The advert went viral after appearing in the Wisconsin State Journal (Twitter/@@joshorton)
The advert went viral after appearing in the Wisconsin State Journal (Twitter/@@joshorton)

A golf course in the US apologised after its owner received death threats for offering nine holes of golf for $9.11 to mark the anniversary of the 2001 terrorist attacks.

Tumbledown Trails Golf Course received huge criticism after placing an advert in the Wisconsin State Journal, which offered golf fans a special offer which was valid for one day only, on the 12th anniversary of the 9/11 terrorist attacks.

The discount, which also included 18 holes for $19.11, gained huge backlash after a photo of the offer spread via social media. The owner of the club, Marc Watts, even considered closing the course down entirely after people threatened to kill him and burn down the family-owned course.

The club has now apologised for any offence caused and has said it will be temporaily closed on 11 September.

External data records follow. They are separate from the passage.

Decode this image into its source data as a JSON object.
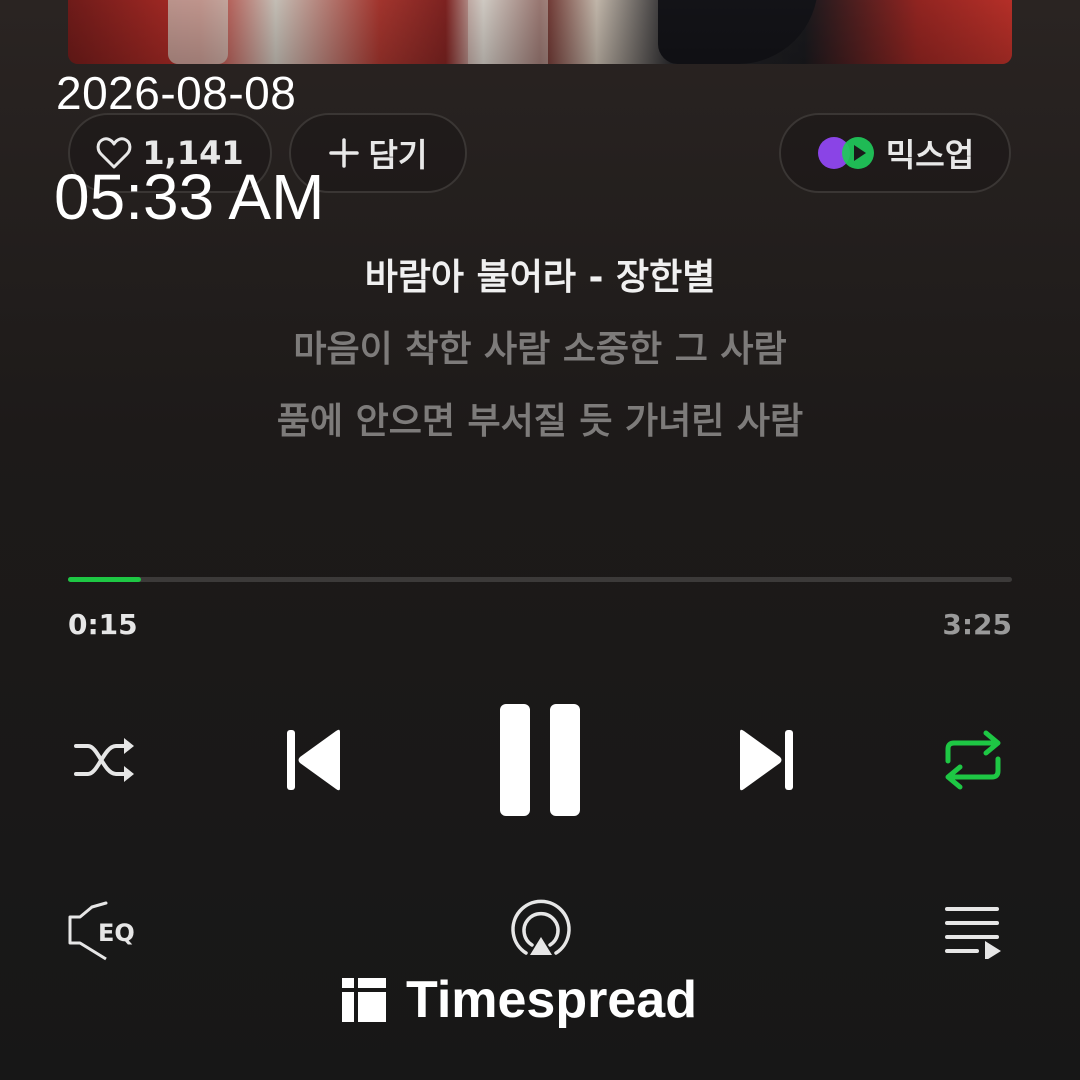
{
  "overlay": {
    "date": "2026-08-08",
    "time": "05:33 AM"
  },
  "actions": {
    "like_count": "1,141",
    "add_label": "담기",
    "mixup_label": "믹스업"
  },
  "song": {
    "title_line": "바람아 불어라 - 장한별",
    "lyric_1": "마음이 착한 사람 소중한 그 사람",
    "lyric_2": "품에 안으면 부서질 듯 가녀린 사람"
  },
  "playback": {
    "current_time": "0:15",
    "total_time": "3:25",
    "progress_fraction": 0.077,
    "state": "playing",
    "repeat": "on"
  },
  "controls": {
    "eq_label": "EQ"
  },
  "icons": {
    "like": "heart-outline-icon",
    "add": "plus-icon",
    "mixup": "mixup-logo-icon",
    "shuffle": "shuffle-icon",
    "prev": "skip-previous-icon",
    "pause": "pause-icon",
    "next": "skip-next-icon",
    "repeat": "repeat-icon",
    "eq": "equalizer-icon",
    "cast": "airplay-icon",
    "queue": "playlist-icon"
  },
  "colors": {
    "accent_green": "#1ec744",
    "background": "#1a1a1a",
    "lyric_gray": "#7d7b7a"
  },
  "watermark": {
    "brand": "Timespread"
  }
}
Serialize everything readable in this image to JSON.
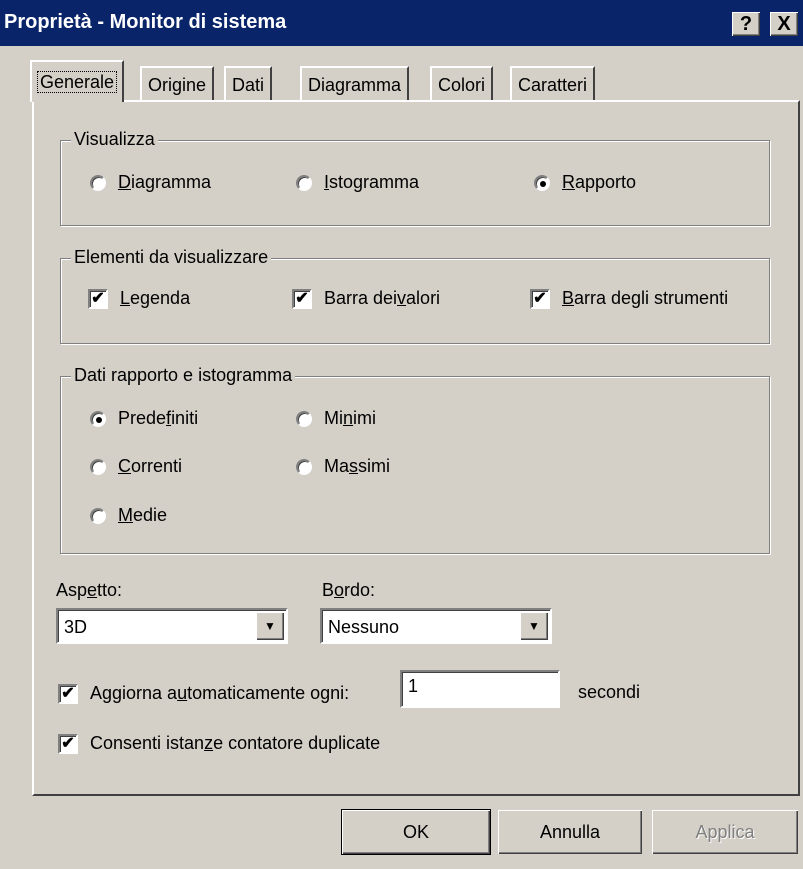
{
  "window": {
    "title": "Proprietà - Monitor di sistema",
    "help_label": "?",
    "close_label": "X"
  },
  "tabs": [
    {
      "label": "Generale",
      "active": true
    },
    {
      "label": "Origine"
    },
    {
      "label": "Dati"
    },
    {
      "label": "Diagramma"
    },
    {
      "label": "Colori"
    },
    {
      "label": "Caratteri"
    }
  ],
  "visualizza": {
    "legend": "Visualizza",
    "options": [
      {
        "pre": "",
        "key": "D",
        "post": "iagramma",
        "selected": false
      },
      {
        "pre": "",
        "key": "I",
        "post": "stogramma",
        "selected": false
      },
      {
        "pre": "",
        "key": "R",
        "post": "apporto",
        "selected": true
      }
    ]
  },
  "elementi": {
    "legend": "Elementi da visualizzare",
    "options": [
      {
        "pre": "",
        "key": "L",
        "post": "egenda",
        "checked": true
      },
      {
        "pre": "Barra dei ",
        "key": "v",
        "post": "alori",
        "checked": true
      },
      {
        "pre": "",
        "key": "B",
        "post": "arra degli strumenti",
        "checked": true
      }
    ]
  },
  "dati_rapporto": {
    "legend": "Dati rapporto e istogramma",
    "options": [
      {
        "pre": "Prede",
        "key": "f",
        "post": "initi",
        "selected": true
      },
      {
        "pre": "Mi",
        "key": "n",
        "post": "imi",
        "selected": false
      },
      {
        "pre": "",
        "key": "C",
        "post": "orrenti",
        "selected": false
      },
      {
        "pre": "Ma",
        "key": "s",
        "post": "simi",
        "selected": false
      },
      {
        "pre": "",
        "key": "M",
        "post": "edie",
        "selected": false
      }
    ]
  },
  "aspetto": {
    "label_pre": "Asp",
    "label_key": "e",
    "label_post": "tto:",
    "value": "3D"
  },
  "bordo": {
    "label_pre": "B",
    "label_key": "o",
    "label_post": "rdo:",
    "value": "Nessuno"
  },
  "aggiorna": {
    "pre": "Aggiorna a",
    "key": "u",
    "post": "tomaticamente ogni:",
    "checked": true,
    "value": "1",
    "unit": "secondi"
  },
  "consenti": {
    "pre": "Consenti istan",
    "key": "z",
    "post": "e contatore duplicate",
    "checked": true
  },
  "buttons": {
    "ok": "OK",
    "annulla": "Annulla",
    "applica": "Applica"
  },
  "colors": {
    "titlebar": "#0a246a",
    "face": "#d4d0c8"
  },
  "check_glyph": "✔",
  "arrow_glyph": "▼"
}
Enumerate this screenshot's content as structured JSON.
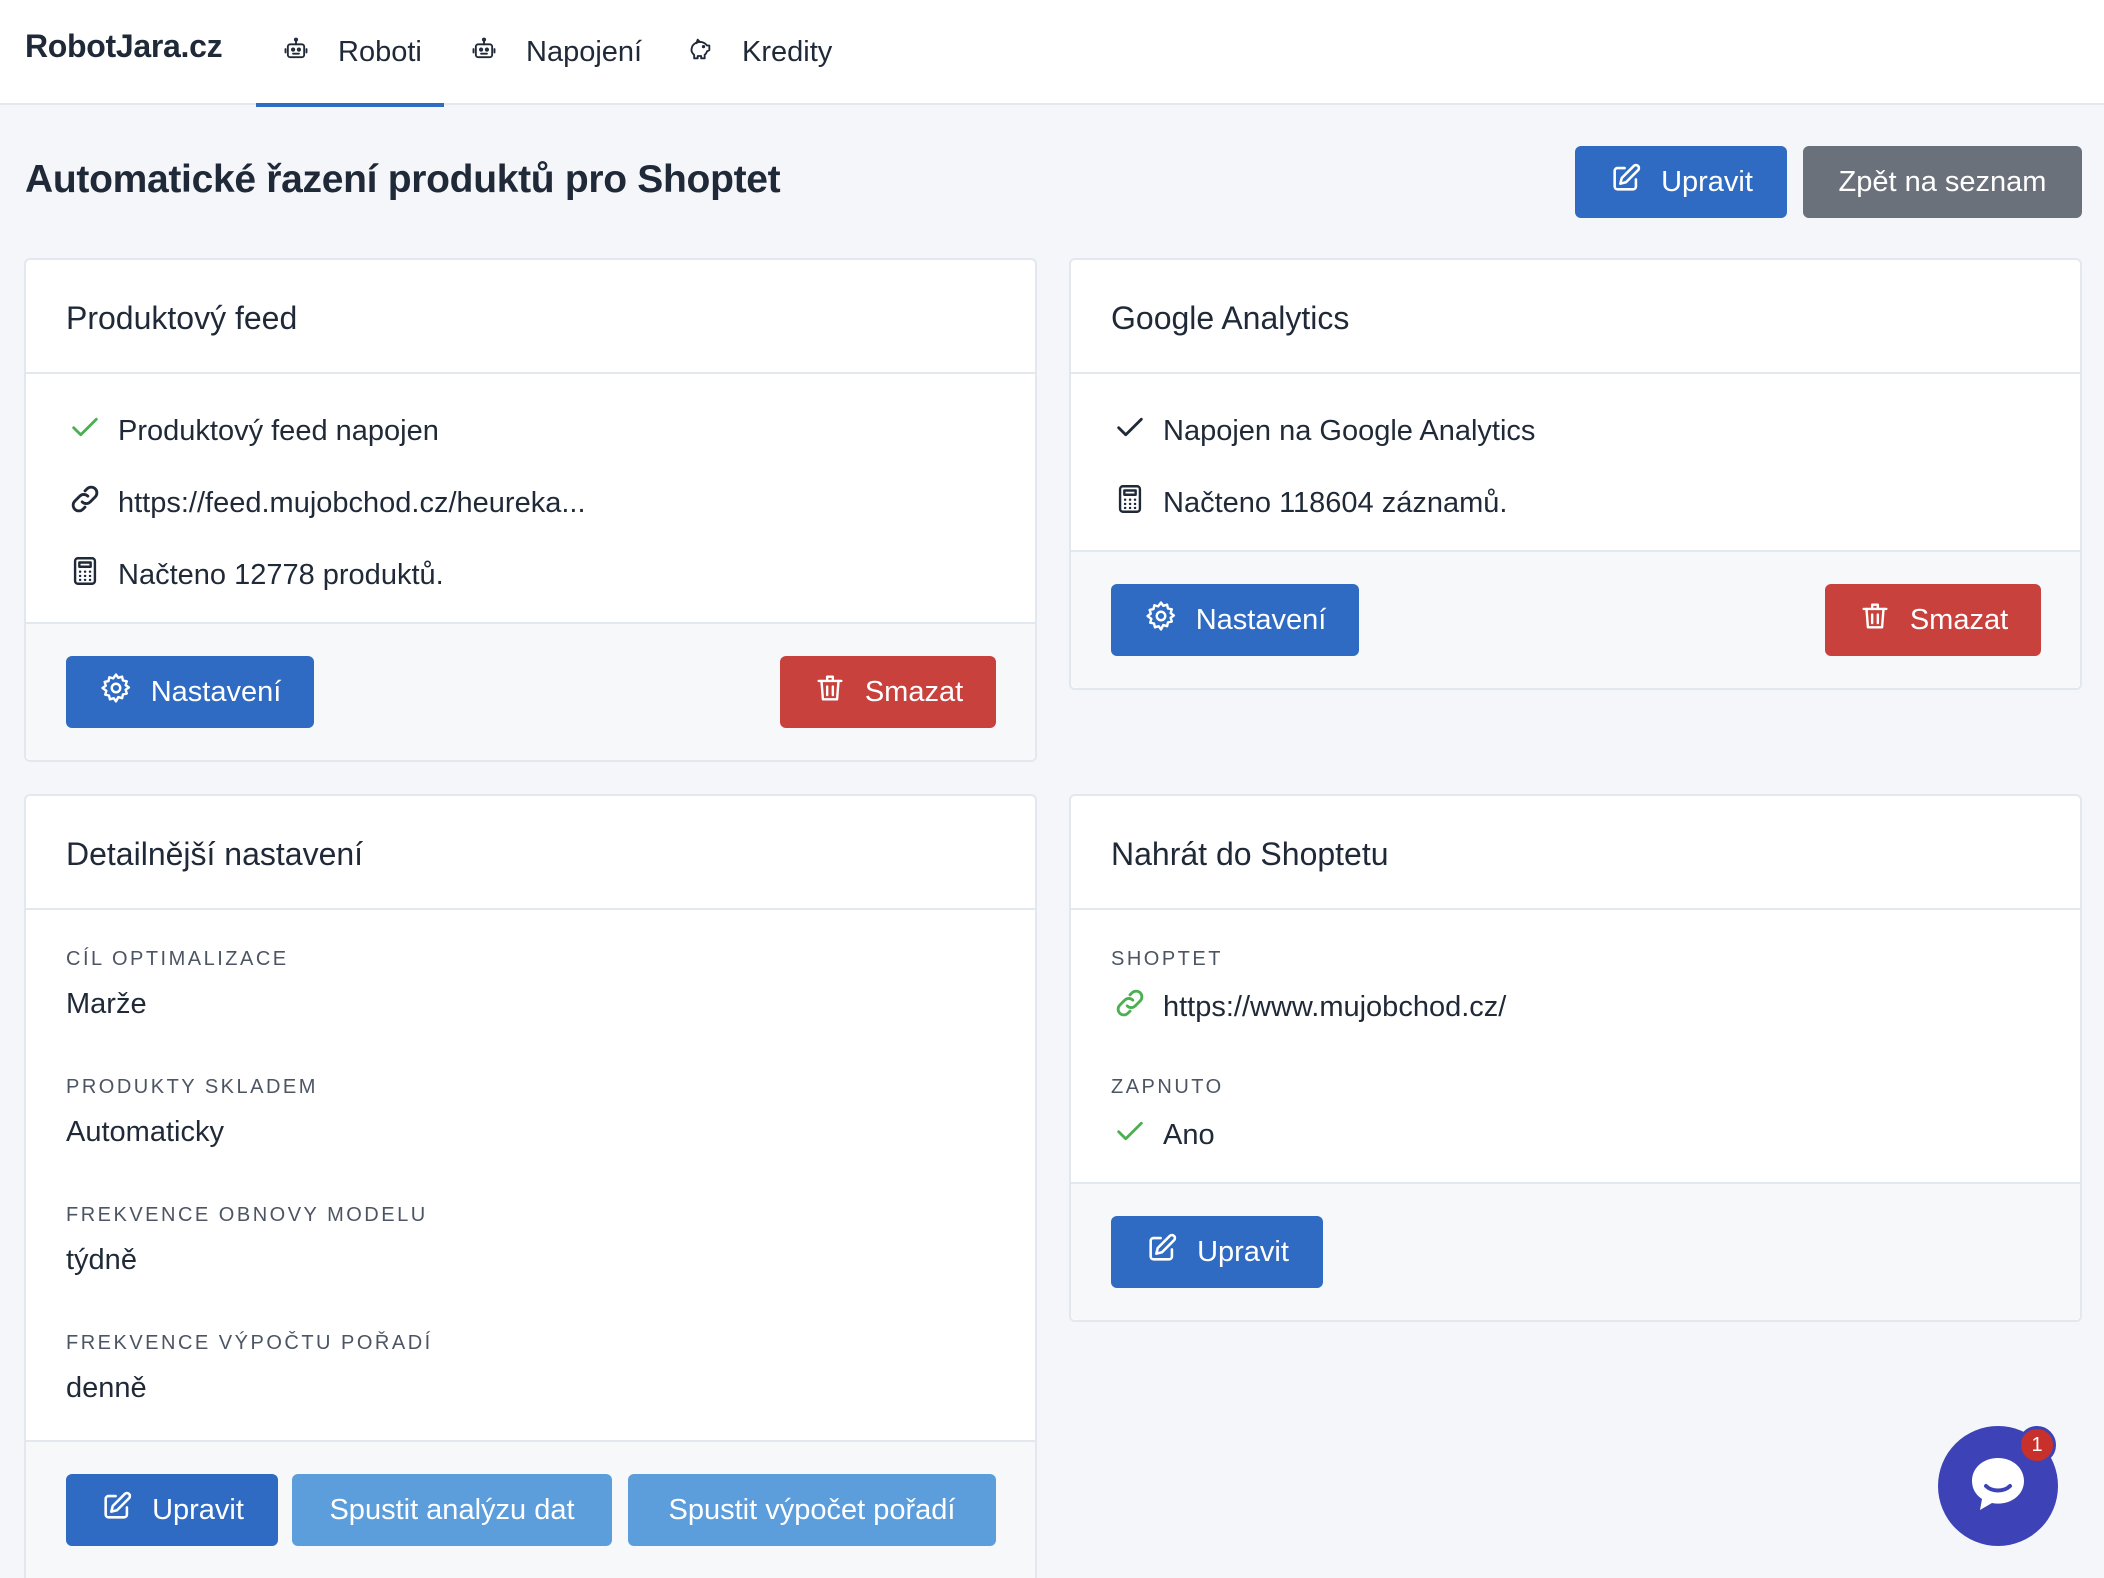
{
  "nav": {
    "brand": "RobotJara.cz",
    "tabs": [
      {
        "label": "Roboti",
        "icon": "robot-icon",
        "active": true
      },
      {
        "label": "Napojení",
        "icon": "robot-icon",
        "active": false
      },
      {
        "label": "Kredity",
        "icon": "piggy-bank-icon",
        "active": false
      }
    ]
  },
  "header": {
    "title": "Automatické řazení produktů pro Shoptet",
    "edit_label": "Upravit",
    "back_label": "Zpět na seznam"
  },
  "feed_card": {
    "title": "Produktový feed",
    "status": "Produktový feed napojen",
    "url": "https://feed.mujobchod.cz/heureka...",
    "count_text": "Načteno 12778 produktů.",
    "settings_label": "Nastavení",
    "delete_label": "Smazat"
  },
  "ga_card": {
    "title": "Google Analytics",
    "status": "Napojen na Google Analytics",
    "count_text": "Načteno 118604 záznamů.",
    "settings_label": "Nastavení",
    "delete_label": "Smazat"
  },
  "detail_card": {
    "title": "Detailnější nastavení",
    "fields": [
      {
        "label": "CÍL OPTIMALIZACE",
        "value": "Marže"
      },
      {
        "label": "PRODUKTY SKLADEM",
        "value": "Automaticky"
      },
      {
        "label": "FREKVENCE OBNOVY MODELU",
        "value": "týdně"
      },
      {
        "label": "FREKVENCE VÝPOČTU POŘADÍ",
        "value": "denně"
      }
    ],
    "edit_label": "Upravit",
    "analyze_label": "Spustit analýzu dat",
    "compute_label": "Spustit výpočet pořadí"
  },
  "shoptet_card": {
    "title": "Nahrát do Shoptetu",
    "shop_label": "SHOPTET",
    "shop_url": "https://www.mujobchod.cz/",
    "enabled_label": "ZAPNUTO",
    "enabled_value": "Ano",
    "edit_label": "Upravit"
  },
  "chat": {
    "badge": "1"
  },
  "colors": {
    "primary": "#2f6bc2",
    "danger": "#c8413d",
    "secondary": "#6b717a",
    "light_primary": "#5c9ddc",
    "success": "#4caf50",
    "chat": "#3d43b7"
  }
}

The club said: "We would first like to apologise to everyone that we have upset or feels we have disrespected in any way. By no means did we mean to do this.

"Our attempt to remember the tragedy of that day has been met with negativity and now even death threats. We ask that you please take a moment to reflect and remember those we lost that day, as we were trying to do."

Watts said that he had been running the offer for the past two years and had not received any negative comments about it until it went viral online.

He told the Milwaukee Journal Sentinel: "So many people have come in and said, 'What a unique way to put that out there so people don't forget.'"

Some commentators showed their anger to the advert via the club's Facebook page. "It's an abomination and a disgrace," one wrote.

"To make an opportunity out of a national tragedy is outrageous," added another.

However, another thought the club had nothing to apologise for by offering the commemorative discount.

The user said: "I'm not any more offended than I have been throughout the years every time I see a 9/11 limited edition coin on TV or exploding towers with an eagle crying on a T-shirt or the hundreds of others exploiting a tragedy for profit."